All of my natural history items came from the garden at work.  I make a point of going to the garden for a few minutes (in every kind of weather) at least twice a day to clear my mind of numbers and people.  It keeps me sane and centered.

As much as things change, some things stay the same.  When I was a child romping alone in the woods, I spent a lot of time examining animal anatomy because the world is littered with bones if you stop to look.  You'd think this would make me a good biology student, but I was completely icked out by formaldehyde and intestines -- which wasn't helped by flirtatious boys leaving dead things on my seat or down the back of my shirt.  Boys can really learn a lot about better flirtations, and I didn't even understand this was flirtation.  I was mad at stupid/mean boys.  One of them explained his flirting to me many years after the fact.  It's a wonder our species survives.

Okay, songbirds don't have teeth, but illustrationfriday.com didn't give me a new word for the week so we're even.  I posted this bird skull art a couple years ago too, so I'll admit to taking shortcuts this week.  Sis1 is visiting from out of state, and I've been trying to make the most of her visit.

The new guy started at work and as I expected, he seems perfectly fine and friendly despite my pre-arrival anxiety.  Change may be good in the end, but the unknown of it stirs things up.  I went to the river after work one day and felt more peaceful because as much as things change, some things are the same.  I'm calmed by the river and the things that live in it.  Minnows tickled my toes, I picked up stones, and I studied a bird skeleton.  I could've been 5 again, especially with sisters around who remember me then.


  1. Thanks for the link! I'm glad my flower is a happy memento. I've always loved skulls too. I even placed a cat skull in the locker of my childhood nemesis. That was a high school highlight. I guess that's how my brain works!

  2. Thanks for the flower in the first place! I guess I'm too selfish to give away my skull finds to enemies :)

  3. How wonderful to have a garden at work Linda...I would love to see that shelf...I find natural history fascinating but then that's my medical background. That toe tickling in the river sound perfect...good for you...keep it up! xx

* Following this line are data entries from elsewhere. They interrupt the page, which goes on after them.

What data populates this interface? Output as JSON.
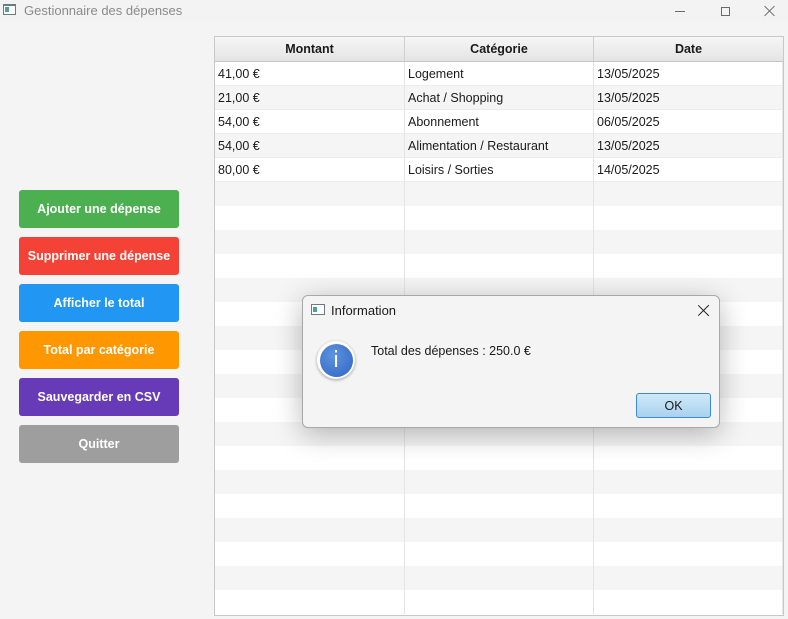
{
  "window": {
    "title": "Gestionnaire des dépenses"
  },
  "actions": [
    {
      "label": "Ajouter une dépense",
      "color": "#4caf50"
    },
    {
      "label": "Supprimer une dépense",
      "color": "#f44336"
    },
    {
      "label": "Afficher le total",
      "color": "#2196f3"
    },
    {
      "label": "Total par catégorie",
      "color": "#ff9800"
    },
    {
      "label": "Sauvegarder en CSV",
      "color": "#673ab7"
    },
    {
      "label": "Quitter",
      "color": "#9e9e9e"
    }
  ],
  "table": {
    "columns": [
      "Montant",
      "Catégorie",
      "Date"
    ],
    "rows": [
      [
        "41,00 €",
        "Logement",
        "13/05/2025"
      ],
      [
        "21,00 €",
        "Achat / Shopping",
        "13/05/2025"
      ],
      [
        "54,00 €",
        "Abonnement",
        "06/05/2025"
      ],
      [
        "54,00 €",
        "Alimentation / Restaurant",
        "13/05/2025"
      ],
      [
        "80,00 €",
        "Loisirs / Sorties",
        "14/05/2025"
      ]
    ]
  },
  "dialog": {
    "title": "Information",
    "message": "Total des dépenses :  250.0 €",
    "ok_label": "OK",
    "icon": "info-icon",
    "icon_glyph": "i"
  }
}
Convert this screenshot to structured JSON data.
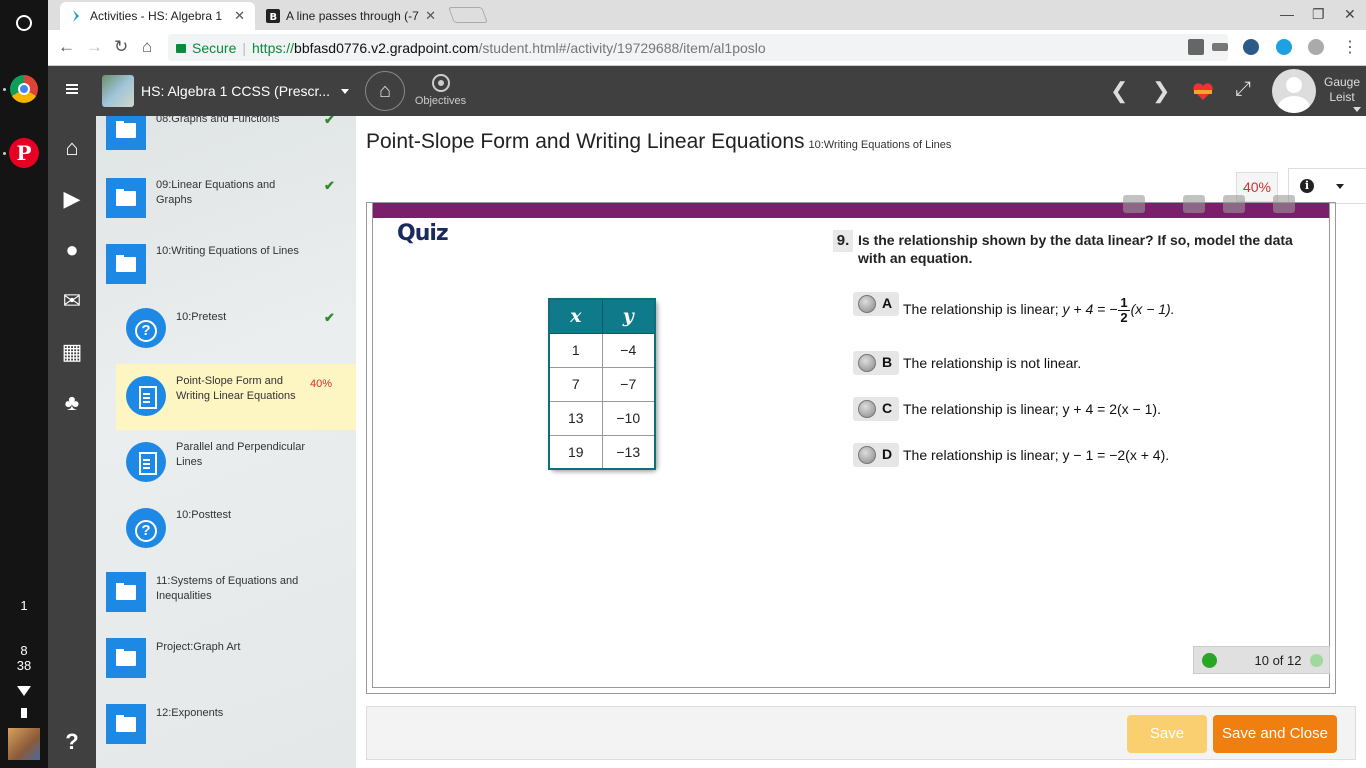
{
  "shelf": {
    "notification_count": "1",
    "clock_hour": "8",
    "clock_minute": "38"
  },
  "browser": {
    "tabs": [
      {
        "title": "Activities - HS: Algebra 1",
        "active": true
      },
      {
        "title": "A line passes through (-7",
        "active": false
      }
    ],
    "url": {
      "secure_label": "Secure",
      "scheme": "https://",
      "host": "bbfasd0776.v2.gradpoint.com",
      "path": "/student.html#/activity/19729688/item/al1poslo"
    }
  },
  "app_header": {
    "course_title": "HS: Algebra 1 CCSS (Prescr...",
    "objectives_label": "Objectives",
    "user_name_first": "Gauge",
    "user_name_last": "Leist"
  },
  "nav": {
    "items": [
      {
        "label": "08:Graphs and Functions",
        "type": "folder",
        "completed": true
      },
      {
        "label": "09:Linear Equations and Graphs",
        "type": "folder",
        "completed": true
      },
      {
        "label": "10:Writing Equations of Lines",
        "type": "folder-open",
        "completed": false
      },
      {
        "label": "10:Pretest",
        "type": "quiz",
        "completed": true
      },
      {
        "label": "Point-Slope Form and Writing Linear Equations",
        "type": "lesson",
        "progress": "40%",
        "active": true
      },
      {
        "label": "Parallel and Perpendicular Lines",
        "type": "lesson"
      },
      {
        "label": "10:Posttest",
        "type": "quiz"
      },
      {
        "label": "11:Systems of Equations and Inequalities",
        "type": "folder"
      },
      {
        "label": "Project:Graph Art",
        "type": "folder"
      },
      {
        "label": "12:Exponents",
        "type": "folder"
      }
    ]
  },
  "lesson": {
    "title": "Point-Slope Form and Writing Linear Equations",
    "unit": "10:Writing Equations of Lines",
    "progress": "40%"
  },
  "quiz": {
    "label": "Quiz",
    "table": {
      "headers": [
        "x",
        "y"
      ],
      "rows": [
        [
          "1",
          "−4"
        ],
        [
          "7",
          "−7"
        ],
        [
          "13",
          "−10"
        ],
        [
          "19",
          "−13"
        ]
      ]
    },
    "question_number": "9.",
    "question_text": "Is the relationship shown by the data linear? If so, model the data with an equation.",
    "choices": [
      {
        "letter": "A",
        "prefix": "The relationship is linear; ",
        "eq_lhs": "y + 4 = −",
        "frac_num": "1",
        "frac_den": "2",
        "eq_rhs": "(x − 1)."
      },
      {
        "letter": "B",
        "text": "The relationship is not linear."
      },
      {
        "letter": "C",
        "text": "The relationship is linear; y + 4 = 2(x − 1)."
      },
      {
        "letter": "D",
        "text": "The relationship is linear; y − 1 = −2(x + 4)."
      }
    ],
    "pager": "10 of 12"
  },
  "footer": {
    "save_label": "Save",
    "save_close_label": "Save and Close"
  }
}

  4. Thanks Jane! I'm making the intention to get more toe tickling this summer :)

  5. I think if I ever walked into your office, I would notice the skulls and ask you about them! And, I thought this fine illustration looked familiar :).

    Change can be good in the end, hopefully it's not too painful for you to get to the good parts. Have fun with Sis!

  6. Thanks! Sis is on her way again. It was nice to see her. As for my natural history display, there's a lot of stuff in my office to be fair, so maybe my skulls and nests are easily overlooked.

  7. I think anatomy is beautiful, too, particularly the intricacy of skulls. Love you reproduction of a bird's skull. As for our species ability to survive; it is a wonder isn't it—having been there myself (I admit embarrassingly)...

  8. Thanks! I'll admit I've been there too :)

  9. Count me in as one who would have definitely noticed the bird skulls, feathers, eggs, and nests! And I would have let you know.

    And, and nice connection to your childhood.
    You always have a way about you that is slightly outside of the box!

    Continue to enjoy the river habitat.

  10. Well drawn skull, Linda.
    And thank you for listing my Mandarin ducks. I have never found bird skeletons, apart from owl pellets full mouse bones.
    Rivers brings and carry away memories. We just returned from a holiday sailing on a river and how wonderful that was!
    I hope your summer is enjoyable.